TASK TO COMPLETE: Copy every line of the listing that holds the string "invoice".

RECORD EXTRACTS:

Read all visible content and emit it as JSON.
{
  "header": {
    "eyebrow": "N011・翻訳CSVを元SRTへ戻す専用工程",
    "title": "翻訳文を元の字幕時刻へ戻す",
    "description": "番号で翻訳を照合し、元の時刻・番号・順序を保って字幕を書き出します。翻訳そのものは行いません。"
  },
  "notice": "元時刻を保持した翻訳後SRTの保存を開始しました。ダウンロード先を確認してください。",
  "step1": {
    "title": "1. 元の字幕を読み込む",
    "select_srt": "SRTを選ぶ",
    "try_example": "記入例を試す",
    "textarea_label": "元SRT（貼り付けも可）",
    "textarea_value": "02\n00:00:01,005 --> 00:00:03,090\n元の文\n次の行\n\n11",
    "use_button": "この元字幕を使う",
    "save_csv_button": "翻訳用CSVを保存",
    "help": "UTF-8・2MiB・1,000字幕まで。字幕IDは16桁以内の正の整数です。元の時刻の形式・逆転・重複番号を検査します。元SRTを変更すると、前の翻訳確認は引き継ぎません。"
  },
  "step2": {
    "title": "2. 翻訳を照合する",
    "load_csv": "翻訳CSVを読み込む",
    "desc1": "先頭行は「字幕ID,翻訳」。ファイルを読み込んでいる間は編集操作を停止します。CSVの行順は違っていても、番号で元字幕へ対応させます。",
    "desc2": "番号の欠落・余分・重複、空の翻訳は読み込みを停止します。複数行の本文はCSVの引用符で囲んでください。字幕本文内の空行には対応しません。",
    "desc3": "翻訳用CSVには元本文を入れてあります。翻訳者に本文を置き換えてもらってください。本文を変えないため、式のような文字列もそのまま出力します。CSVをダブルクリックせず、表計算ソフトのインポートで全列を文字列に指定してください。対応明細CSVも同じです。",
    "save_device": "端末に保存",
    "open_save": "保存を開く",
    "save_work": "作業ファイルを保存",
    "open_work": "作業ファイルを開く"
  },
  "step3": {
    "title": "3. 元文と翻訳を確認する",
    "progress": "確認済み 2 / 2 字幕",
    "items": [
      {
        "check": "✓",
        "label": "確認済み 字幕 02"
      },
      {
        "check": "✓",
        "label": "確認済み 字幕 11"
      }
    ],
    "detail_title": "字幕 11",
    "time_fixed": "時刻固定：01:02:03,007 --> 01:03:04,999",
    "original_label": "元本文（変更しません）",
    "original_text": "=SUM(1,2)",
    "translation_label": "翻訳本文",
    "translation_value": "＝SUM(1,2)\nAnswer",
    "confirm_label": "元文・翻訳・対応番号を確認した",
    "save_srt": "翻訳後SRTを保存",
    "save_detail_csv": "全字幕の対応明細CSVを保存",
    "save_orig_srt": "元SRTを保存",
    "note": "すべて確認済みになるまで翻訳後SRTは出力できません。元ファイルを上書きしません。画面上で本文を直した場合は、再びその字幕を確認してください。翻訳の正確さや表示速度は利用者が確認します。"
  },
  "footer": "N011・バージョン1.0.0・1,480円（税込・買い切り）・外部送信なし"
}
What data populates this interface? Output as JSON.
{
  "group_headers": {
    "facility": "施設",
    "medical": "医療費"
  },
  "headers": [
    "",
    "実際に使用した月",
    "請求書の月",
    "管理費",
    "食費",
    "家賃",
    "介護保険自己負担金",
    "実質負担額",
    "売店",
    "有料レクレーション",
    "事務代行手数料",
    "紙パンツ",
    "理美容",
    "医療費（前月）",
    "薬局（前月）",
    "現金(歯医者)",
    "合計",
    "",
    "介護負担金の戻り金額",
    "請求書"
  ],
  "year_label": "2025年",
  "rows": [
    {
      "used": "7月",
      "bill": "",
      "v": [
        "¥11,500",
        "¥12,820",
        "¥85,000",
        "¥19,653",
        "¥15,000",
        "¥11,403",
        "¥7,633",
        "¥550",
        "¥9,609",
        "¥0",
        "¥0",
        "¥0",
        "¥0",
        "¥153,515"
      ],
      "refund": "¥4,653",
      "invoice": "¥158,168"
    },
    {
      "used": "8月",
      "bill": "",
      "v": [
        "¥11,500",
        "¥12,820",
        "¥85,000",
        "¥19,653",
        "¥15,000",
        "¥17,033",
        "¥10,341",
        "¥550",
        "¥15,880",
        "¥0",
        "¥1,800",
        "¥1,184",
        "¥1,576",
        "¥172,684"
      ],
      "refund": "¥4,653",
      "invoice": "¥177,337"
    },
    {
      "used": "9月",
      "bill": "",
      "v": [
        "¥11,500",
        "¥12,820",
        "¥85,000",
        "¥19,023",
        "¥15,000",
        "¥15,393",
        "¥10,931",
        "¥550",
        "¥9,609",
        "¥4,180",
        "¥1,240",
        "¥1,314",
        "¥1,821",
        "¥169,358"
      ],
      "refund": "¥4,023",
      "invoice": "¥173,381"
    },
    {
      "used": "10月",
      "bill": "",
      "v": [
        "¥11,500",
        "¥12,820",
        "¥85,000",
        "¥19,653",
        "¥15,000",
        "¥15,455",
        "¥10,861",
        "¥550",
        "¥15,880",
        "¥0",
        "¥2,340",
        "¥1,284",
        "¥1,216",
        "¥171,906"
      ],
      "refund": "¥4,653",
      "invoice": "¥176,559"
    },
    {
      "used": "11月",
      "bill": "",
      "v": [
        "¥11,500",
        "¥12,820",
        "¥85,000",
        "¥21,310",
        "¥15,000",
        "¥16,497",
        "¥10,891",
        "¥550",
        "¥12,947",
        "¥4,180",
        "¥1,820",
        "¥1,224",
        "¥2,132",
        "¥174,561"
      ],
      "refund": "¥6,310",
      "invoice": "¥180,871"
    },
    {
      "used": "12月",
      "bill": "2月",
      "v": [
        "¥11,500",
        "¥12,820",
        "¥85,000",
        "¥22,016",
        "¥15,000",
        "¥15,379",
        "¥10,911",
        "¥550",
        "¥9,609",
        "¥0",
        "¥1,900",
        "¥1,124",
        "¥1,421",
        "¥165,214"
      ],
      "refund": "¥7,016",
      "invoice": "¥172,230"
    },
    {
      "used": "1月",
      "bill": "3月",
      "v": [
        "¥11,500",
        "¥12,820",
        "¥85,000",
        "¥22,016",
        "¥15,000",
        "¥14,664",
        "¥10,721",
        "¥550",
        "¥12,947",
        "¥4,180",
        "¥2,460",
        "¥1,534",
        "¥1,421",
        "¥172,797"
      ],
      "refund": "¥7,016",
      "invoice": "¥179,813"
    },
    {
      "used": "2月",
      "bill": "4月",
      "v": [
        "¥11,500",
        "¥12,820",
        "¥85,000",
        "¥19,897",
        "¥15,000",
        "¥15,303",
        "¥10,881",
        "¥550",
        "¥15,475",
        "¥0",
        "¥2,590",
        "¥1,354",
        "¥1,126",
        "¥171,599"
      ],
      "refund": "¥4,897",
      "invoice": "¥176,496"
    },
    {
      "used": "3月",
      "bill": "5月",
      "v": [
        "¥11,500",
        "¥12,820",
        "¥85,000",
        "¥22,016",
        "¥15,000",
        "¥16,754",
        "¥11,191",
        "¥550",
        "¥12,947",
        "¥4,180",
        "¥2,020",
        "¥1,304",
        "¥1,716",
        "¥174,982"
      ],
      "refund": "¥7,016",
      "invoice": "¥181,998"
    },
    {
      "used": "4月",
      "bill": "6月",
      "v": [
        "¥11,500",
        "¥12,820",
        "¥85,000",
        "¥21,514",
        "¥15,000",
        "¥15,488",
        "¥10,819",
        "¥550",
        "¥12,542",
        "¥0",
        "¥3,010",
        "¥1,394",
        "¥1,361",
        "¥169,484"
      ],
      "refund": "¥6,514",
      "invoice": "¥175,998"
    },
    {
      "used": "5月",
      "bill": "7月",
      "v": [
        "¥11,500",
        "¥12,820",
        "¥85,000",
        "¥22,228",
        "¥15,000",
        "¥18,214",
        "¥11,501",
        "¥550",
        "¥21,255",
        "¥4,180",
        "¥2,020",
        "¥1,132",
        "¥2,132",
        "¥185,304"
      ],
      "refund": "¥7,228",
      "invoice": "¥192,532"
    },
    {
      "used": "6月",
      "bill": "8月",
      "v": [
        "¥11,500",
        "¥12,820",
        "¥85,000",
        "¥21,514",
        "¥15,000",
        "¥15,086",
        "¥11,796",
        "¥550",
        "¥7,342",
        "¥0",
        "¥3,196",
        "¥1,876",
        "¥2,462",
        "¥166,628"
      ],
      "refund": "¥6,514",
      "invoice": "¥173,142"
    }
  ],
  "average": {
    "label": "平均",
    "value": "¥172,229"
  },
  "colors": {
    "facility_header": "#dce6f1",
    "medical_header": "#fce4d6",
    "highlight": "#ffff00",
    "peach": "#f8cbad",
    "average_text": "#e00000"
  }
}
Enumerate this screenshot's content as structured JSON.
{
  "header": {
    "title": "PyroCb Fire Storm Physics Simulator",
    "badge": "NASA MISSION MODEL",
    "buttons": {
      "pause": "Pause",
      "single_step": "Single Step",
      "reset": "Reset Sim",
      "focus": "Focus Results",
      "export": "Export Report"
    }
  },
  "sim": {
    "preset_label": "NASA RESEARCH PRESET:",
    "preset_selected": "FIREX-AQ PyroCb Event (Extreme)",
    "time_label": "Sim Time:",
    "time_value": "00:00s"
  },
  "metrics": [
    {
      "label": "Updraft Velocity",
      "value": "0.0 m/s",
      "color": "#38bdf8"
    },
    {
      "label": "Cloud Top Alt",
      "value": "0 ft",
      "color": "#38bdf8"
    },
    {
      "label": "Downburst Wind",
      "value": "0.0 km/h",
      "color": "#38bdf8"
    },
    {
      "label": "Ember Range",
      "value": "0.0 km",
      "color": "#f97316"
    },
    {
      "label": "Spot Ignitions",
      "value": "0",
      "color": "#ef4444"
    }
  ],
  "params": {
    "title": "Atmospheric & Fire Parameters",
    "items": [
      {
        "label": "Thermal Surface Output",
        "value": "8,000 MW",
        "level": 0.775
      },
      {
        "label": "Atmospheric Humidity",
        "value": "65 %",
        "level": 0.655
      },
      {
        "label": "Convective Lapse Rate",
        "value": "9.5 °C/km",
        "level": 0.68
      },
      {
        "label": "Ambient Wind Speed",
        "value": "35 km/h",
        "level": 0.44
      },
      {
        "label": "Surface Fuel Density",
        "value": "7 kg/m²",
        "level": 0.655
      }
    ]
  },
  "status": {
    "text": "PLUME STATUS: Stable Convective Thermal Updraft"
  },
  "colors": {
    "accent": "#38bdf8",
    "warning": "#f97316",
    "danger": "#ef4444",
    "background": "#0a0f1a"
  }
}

SOLUTION:
      "invoice": "¥158,168"
      "invoice": "¥177,337"
      "invoice": "¥173,381"
      "invoice": "¥176,559"
      "invoice": "¥180,871"
      "invoice": "¥172,230"
      "invoice": "¥179,813"
      "invoice": "¥176,496"
      "invoice": "¥181,998"
      "invoice": "¥175,998"
      "invoice": "¥192,532"
      "invoice": "¥173,142"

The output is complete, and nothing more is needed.